Jesus is preaching what is traditionally known as the Beatitudes. The word "beatitude" means "supreme blessedness". The mountain can be symbolic of a couple of things. First, the mountain is Christ's pulpit which depicts Him as the Creator because from a mountain one can see all that surrounds it and thus echoes the words from the psalmist under the guidance of the Holy Spirit: "The world is Mine and the fullness thereof" (Psalm 49 [50]:12). Secondly, as disciples of Christ, the mountain is a reminder to us that receiving the promises of the Beatitudes will be an uphill climb. In this Gospel passage Christ's homily is preceded by the words: "He began to teach them, saying. . . “These words are a little more instructive in the ancient texts because they translate as: "And opening His Mouth. . . “These words imply that Jesus was always teaching but the ancient usage chooses to make a distinction between opening His Mouth and/or speaking versus His silence and/or actions. The Beatitudes inform us that we will mourn; we will hunger and thirst for righteousness, be persecuted and insulted.

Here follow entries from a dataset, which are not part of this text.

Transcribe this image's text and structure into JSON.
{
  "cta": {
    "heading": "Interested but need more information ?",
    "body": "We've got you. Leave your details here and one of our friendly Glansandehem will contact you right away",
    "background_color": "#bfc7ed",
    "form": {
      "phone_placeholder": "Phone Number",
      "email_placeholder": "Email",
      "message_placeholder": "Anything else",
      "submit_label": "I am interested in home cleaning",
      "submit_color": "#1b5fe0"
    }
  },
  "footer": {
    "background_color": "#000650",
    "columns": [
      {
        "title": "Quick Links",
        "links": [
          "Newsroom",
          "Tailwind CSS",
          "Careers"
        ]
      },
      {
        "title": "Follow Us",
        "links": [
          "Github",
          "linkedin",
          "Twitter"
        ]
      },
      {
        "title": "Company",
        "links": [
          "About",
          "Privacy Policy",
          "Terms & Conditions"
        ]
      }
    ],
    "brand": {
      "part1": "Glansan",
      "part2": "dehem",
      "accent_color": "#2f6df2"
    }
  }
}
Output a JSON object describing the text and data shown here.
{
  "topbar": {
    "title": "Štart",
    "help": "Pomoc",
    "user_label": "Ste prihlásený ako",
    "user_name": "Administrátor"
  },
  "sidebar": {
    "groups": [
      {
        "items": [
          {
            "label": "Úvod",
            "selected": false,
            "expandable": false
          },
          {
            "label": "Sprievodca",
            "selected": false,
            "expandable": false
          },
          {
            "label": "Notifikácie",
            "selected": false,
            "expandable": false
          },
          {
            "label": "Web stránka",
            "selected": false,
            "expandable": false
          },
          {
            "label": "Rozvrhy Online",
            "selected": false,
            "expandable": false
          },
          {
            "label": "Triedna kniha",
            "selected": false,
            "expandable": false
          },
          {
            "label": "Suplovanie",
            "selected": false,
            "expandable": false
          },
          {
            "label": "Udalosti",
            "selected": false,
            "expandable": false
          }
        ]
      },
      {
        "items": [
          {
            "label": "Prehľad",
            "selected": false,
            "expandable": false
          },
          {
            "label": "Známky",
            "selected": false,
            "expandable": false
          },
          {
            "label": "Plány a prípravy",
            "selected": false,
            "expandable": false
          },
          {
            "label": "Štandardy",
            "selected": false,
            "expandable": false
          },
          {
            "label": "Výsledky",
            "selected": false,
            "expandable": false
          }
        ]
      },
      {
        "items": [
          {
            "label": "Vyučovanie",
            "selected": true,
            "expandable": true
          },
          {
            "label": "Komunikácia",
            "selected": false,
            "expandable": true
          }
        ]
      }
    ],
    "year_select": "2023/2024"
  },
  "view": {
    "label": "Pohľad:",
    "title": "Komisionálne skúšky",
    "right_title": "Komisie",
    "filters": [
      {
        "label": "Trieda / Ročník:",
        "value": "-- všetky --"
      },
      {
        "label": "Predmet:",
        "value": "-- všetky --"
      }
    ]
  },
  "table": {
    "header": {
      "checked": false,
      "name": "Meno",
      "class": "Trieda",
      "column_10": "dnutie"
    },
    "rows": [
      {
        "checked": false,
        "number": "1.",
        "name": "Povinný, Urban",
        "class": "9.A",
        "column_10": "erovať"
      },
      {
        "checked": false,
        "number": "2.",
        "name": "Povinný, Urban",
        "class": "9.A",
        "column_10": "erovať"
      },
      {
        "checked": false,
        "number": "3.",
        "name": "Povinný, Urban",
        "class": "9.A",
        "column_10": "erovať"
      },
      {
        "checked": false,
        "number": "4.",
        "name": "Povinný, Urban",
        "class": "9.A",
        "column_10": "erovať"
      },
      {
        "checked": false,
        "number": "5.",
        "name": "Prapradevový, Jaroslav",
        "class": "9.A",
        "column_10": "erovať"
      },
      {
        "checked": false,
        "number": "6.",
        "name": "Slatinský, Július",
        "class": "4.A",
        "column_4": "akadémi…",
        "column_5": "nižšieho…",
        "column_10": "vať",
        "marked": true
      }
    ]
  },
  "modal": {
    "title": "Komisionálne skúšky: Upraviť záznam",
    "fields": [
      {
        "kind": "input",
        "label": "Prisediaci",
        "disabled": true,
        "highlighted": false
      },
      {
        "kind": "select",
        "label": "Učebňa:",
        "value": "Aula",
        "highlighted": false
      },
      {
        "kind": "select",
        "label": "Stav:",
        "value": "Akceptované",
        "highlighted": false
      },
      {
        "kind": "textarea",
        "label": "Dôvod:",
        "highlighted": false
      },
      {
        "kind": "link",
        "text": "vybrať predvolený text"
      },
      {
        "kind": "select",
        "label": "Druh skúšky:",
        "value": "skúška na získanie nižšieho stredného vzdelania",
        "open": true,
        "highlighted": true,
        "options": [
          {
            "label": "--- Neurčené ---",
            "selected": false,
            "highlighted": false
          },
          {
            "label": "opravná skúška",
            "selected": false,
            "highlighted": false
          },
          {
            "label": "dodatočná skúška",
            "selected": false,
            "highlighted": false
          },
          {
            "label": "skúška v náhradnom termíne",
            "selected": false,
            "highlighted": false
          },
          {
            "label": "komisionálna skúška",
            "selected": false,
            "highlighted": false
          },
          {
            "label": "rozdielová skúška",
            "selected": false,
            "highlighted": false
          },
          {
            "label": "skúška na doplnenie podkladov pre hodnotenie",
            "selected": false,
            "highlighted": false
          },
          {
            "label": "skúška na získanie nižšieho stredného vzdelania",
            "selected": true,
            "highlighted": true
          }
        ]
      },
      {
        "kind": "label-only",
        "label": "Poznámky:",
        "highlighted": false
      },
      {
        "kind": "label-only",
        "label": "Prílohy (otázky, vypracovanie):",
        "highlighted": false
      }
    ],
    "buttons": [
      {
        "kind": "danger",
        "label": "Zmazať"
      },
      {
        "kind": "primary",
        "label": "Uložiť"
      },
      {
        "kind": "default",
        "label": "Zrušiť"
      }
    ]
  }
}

But our faithfulness promises the Kingdom of heaven, comfort, inheritance, satisfaction, mercy, and the privilege of being called children of God. The "poor in spirit" are the lowly in adversity that humbly place their trust in God; and therefore the Kingdom of heaven awaits them. Mourning in the ancient texts seems to imply mourning without complaint. This is a supreme challenge for us. An example of this is displayed to the extreme as our Blessed Mother watches her Son die on the Cross. "Meek" seems to have a similar meaning to "poor in spirit" but focuses on placing our adversity in the Lap of God more than the actual adversity itself. The meek inheriting the land reiterates what is written in the Psalms: "The meek shall inherit the land and shall delight in abundance of peace" (Psalm 36 [37]:11). The "land" is the land of Promise and/or the Kingdom of heaven. The promised comfort for mourning will far exceed the suffering and any joy experienced in this life. Our Lord speaks of this when He says: "Amen, amen I say to you, that you shall lament and weep, but the world shall rejoice; and you shall be made sorrowful, but your sorrow shall be turned to joy" (Saint John 16:20). Hungering and thirsting for righteousness speaks of a longing for the prevalence of God's ways. Mercy, of course, is our willingness to forgive others which promises God's mercy; and His mercy far surpasses humanity's forgiveness. The "clean of heart" is defined in Scripture as those who are not devoted to idols or have not taken their soul in vain, nor sworn deceitfully to others (cf. Psalm 23 [24]:4). Idols are anything or anyone inhibiting our relationship with our Lord. And for pushing aside all obstacles, we are promised that we will see God. The peacemakers are those who possess inner peace and make efforts to share and spread that peace to a tumultuous world. The martyrs of our faith were certainly no strangers to persecution and insults because of their faith in Christ; it is the reason for their martyrdom. But they all now share in Christ's promise of a great reward in heaven. It's interesting to contrast the ways of God with the way humanity sees things. The sufferings laid out for us in this Gospel, by human standards are all negatives in this sojourn of life; but Christ declares blessed all the victims of these sufferings. And for this reason our faith and trust in God must exceed what we perceive as common sense. Our lives need not be bogged down by our situation -- but instead lifted up because of our trust in revelation.